# REQUIREMENT
Line by line, give the data again exactly as it appears, but without pictures.

# INFORMATION
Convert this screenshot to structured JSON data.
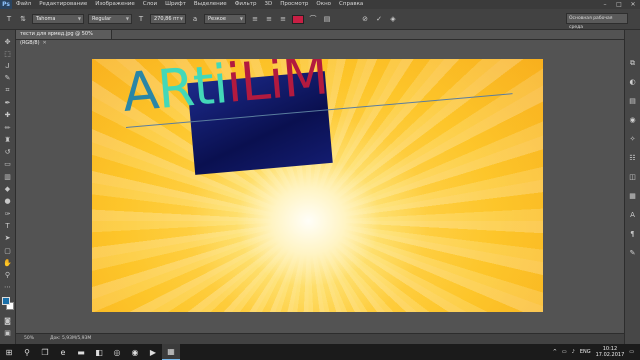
{
  "menubar": {
    "logo": "Ps",
    "items": [
      "Файл",
      "Редактирование",
      "Изображение",
      "Слои",
      "Шрифт",
      "Выделение",
      "Фильтр",
      "3D",
      "Просмотр",
      "Окно",
      "Справка"
    ],
    "controls": [
      "–",
      "□",
      "✕"
    ]
  },
  "options": {
    "font_family": "Tahoma",
    "font_style": "Regular",
    "font_size": "270,86 пт",
    "antialias": "Резкое",
    "text_color": "#c81f44",
    "workspace": "Основная рабочая среда"
  },
  "document": {
    "tab": "тести для ярмед.jpg @ 50% (RGB/8)",
    "zoom": "50%",
    "doc_info": "Док: 5,93M/5,93M"
  },
  "canvas_text": {
    "part1": "A",
    "part2": "Rti",
    "part3": "iLiM"
  },
  "taskbar": {
    "language": "ENG",
    "time": "10:12",
    "date": "17.02.2017"
  }
}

# TASK RESPONSE
Convert this screenshot to structured JSON data.
{
  "menubar": {
    "logo": "Ps",
    "items": [
      "Файл",
      "Редактирование",
      "Изображение",
      "Слои",
      "Шрифт",
      "Выделение",
      "Фильтр",
      "3D",
      "Просмотр",
      "Окно",
      "Справка"
    ],
    "controls": [
      "–",
      "□",
      "✕"
    ]
  },
  "options": {
    "font_family": "Tahoma",
    "font_style": "Regular",
    "font_size": "270,86 пт",
    "antialias": "Резкое",
    "text_color": "#c81f44",
    "workspace": "Основная рабочая среда"
  },
  "document": {
    "tab": "тести для ярмед.jpg @ 50% (RGB/8)",
    "zoom": "50%",
    "doc_info": "Док: 5,93M/5,93M"
  },
  "canvas_text": {
    "part1": "A",
    "part2": "Rti",
    "part3": "iLiM"
  },
  "taskbar": {
    "language": "ENG",
    "time": "10:12",
    "date": "17.02.2017"
  }
}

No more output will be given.